== Data provided ==
*** Begin section ***
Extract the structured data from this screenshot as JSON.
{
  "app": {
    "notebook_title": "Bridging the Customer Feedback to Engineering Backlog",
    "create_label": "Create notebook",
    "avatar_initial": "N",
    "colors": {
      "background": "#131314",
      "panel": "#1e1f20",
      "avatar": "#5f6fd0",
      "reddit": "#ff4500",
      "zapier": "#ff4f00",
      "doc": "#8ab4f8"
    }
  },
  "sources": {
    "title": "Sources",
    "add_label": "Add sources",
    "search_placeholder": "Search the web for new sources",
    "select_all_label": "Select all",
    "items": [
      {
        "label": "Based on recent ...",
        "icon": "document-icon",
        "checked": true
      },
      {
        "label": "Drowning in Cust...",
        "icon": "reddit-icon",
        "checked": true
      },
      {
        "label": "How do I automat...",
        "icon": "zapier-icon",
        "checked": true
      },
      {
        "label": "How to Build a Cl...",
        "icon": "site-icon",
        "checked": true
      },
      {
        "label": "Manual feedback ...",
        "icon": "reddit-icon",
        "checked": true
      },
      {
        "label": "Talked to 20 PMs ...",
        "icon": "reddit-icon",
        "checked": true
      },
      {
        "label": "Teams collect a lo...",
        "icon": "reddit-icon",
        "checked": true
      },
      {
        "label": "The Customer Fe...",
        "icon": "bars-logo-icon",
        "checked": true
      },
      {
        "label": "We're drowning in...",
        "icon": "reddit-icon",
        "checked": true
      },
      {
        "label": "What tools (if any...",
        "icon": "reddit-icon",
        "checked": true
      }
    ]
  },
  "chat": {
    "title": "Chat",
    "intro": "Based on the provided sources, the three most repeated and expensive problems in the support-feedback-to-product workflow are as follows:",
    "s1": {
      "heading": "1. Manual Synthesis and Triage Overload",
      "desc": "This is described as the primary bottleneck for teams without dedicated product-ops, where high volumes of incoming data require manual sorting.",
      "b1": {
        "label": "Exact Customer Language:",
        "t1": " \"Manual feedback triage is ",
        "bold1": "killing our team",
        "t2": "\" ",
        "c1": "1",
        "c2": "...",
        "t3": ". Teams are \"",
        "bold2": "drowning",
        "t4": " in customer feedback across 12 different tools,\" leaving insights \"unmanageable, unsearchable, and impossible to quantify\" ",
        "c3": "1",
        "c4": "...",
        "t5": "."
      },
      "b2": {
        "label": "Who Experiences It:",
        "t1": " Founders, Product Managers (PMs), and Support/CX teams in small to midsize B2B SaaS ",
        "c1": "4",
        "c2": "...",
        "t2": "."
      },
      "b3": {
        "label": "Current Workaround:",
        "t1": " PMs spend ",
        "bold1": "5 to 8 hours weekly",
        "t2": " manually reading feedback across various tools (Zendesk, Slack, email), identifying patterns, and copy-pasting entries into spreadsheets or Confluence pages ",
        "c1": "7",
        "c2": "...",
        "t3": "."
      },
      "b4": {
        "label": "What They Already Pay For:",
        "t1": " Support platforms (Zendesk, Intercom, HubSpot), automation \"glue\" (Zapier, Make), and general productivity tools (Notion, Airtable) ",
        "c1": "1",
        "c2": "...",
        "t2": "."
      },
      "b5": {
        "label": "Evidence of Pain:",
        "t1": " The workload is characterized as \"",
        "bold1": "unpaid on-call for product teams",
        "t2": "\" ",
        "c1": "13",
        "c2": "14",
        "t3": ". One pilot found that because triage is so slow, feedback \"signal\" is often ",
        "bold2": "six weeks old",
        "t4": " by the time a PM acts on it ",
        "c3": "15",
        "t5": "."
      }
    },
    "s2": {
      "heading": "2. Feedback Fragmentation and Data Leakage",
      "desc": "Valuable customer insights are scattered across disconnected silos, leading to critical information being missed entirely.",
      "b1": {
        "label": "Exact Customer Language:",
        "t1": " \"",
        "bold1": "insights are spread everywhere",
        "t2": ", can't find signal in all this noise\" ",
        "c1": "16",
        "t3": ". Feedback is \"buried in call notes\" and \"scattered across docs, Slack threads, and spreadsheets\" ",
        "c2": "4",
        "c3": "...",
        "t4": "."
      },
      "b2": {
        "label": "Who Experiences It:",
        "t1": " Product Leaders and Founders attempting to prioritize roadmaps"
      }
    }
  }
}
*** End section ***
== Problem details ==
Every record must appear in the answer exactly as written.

== Answer ==
Extract the structured data from this screenshot as JSON.
{
  "app": {
    "notebook_title": "Bridging the Customer Feedback to Engineering Backlog",
    "create_label": "Create notebook",
    "avatar_initial": "N",
    "colors": {
      "background": "#131314",
      "panel": "#1e1f20",
      "avatar": "#5f6fd0",
      "reddit": "#ff4500",
      "zapier": "#ff4f00",
      "doc": "#8ab4f8"
    }
  },
  "sources": {
    "title": "Sources",
    "add_label": "Add sources",
    "search_placeholder": "Search the web for new sources",
    "select_all_label": "Select all",
    "items": [
      {
        "label": "Based on recent ...",
        "icon": "document-icon",
        "checked": true
      },
      {
        "label": "Drowning in Cust...",
        "icon": "reddit-icon",
        "checked": true
      },
      {
        "label": "How do I automat...",
        "icon": "zapier-icon",
        "checked": true
      },
      {
        "label": "How to Build a Cl...",
        "icon": "site-icon",
        "checked": true
      },
      {
        "label": "Manual feedback ...",
        "icon": "reddit-icon",
        "checked": true
      },
      {
        "label": "Talked to 20 PMs ...",
        "icon": "reddit-icon",
        "checked": true
      },
      {
        "label": "Teams collect a lo...",
        "icon": "reddit-icon",
        "checked": true
      },
      {
        "label": "The Customer Fe...",
        "icon": "bars-logo-icon",
        "checked": true
      },
      {
        "label": "We're drowning in...",
        "icon": "reddit-icon",
        "checked": true
      },
      {
        "label": "What tools (if any...",
        "icon": "reddit-icon",
        "checked": true
      }
    ]
  },
  "chat": {
    "title": "Chat",
    "intro": "Based on the provided sources, the three most repeated and expensive problems in the support-feedback-to-product workflow are as follows:",
    "s1": {
      "heading": "1. Manual Synthesis and Triage Overload",
      "desc": "This is described as the primary bottleneck for teams without dedicated product-ops, where high volumes of incoming data require manual sorting.",
      "b1": {
        "label": "Exact Customer Language:",
        "t1": " \"Manual feedback triage is ",
        "bold1": "killing our team",
        "t2": "\" ",
        "c1": "1",
        "c2": "...",
        "t3": ". Teams are \"",
        "bold2": "drowning",
        "t4": " in customer feedback across 12 different tools,\" leaving insights \"unmanageable, unsearchable, and impossible to quantify\" ",
        "c3": "1",
        "c4": "...",
        "t5": "."
      },
      "b2": {
        "label": "Who Experiences It:",
        "t1": " Founders, Product Managers (PMs), and Support/CX teams in small to midsize B2B SaaS ",
        "c1": "4",
        "c2": "...",
        "t2": "."
      },
      "b3": {
        "label": "Current Workaround:",
        "t1": " PMs spend ",
        "bold1": "5 to 8 hours weekly",
        "t2": " manually reading feedback across various tools (Zendesk, Slack, email), identifying patterns, and copy-pasting entries into spreadsheets or Confluence pages ",
        "c1": "7",
        "c2": "...",
        "t3": "."
      },
      "b4": {
        "label": "What They Already Pay For:",
        "t1": " Support platforms (Zendesk, Intercom, HubSpot), automation \"glue\" (Zapier, Make), and general productivity tools (Notion, Airtable) ",
        "c1": "1",
        "c2": "...",
        "t2": "."
      },
      "b5": {
        "label": "Evidence of Pain:",
        "t1": " The workload is characterized as \"",
        "bold1": "unpaid on-call for product teams",
        "t2": "\" ",
        "c1": "13",
        "c2": "14",
        "t3": ". One pilot found that because triage is so slow, feedback \"signal\" is often ",
        "bold2": "six weeks old",
        "t4": " by the time a PM acts on it ",
        "c3": "15",
        "t5": "."
      }
    },
    "s2": {
      "heading": "2. Feedback Fragmentation and Data Leakage",
      "desc": "Valuable customer insights are scattered across disconnected silos, leading to critical information being missed entirely.",
      "b1": {
        "label": "Exact Customer Language:",
        "t1": " \"",
        "bold1": "insights are spread everywhere",
        "t2": ", can't find signal in all this noise\" ",
        "c1": "16",
        "t3": ". Feedback is \"buried in call notes\" and \"scattered across docs, Slack threads, and spreadsheets\" ",
        "c2": "4",
        "c3": "...",
        "t4": "."
      },
      "b2": {
        "label": "Who Experiences It:",
        "t1": " Product Leaders and Founders attempting to prioritize roadmaps"
      }
    }
  }
}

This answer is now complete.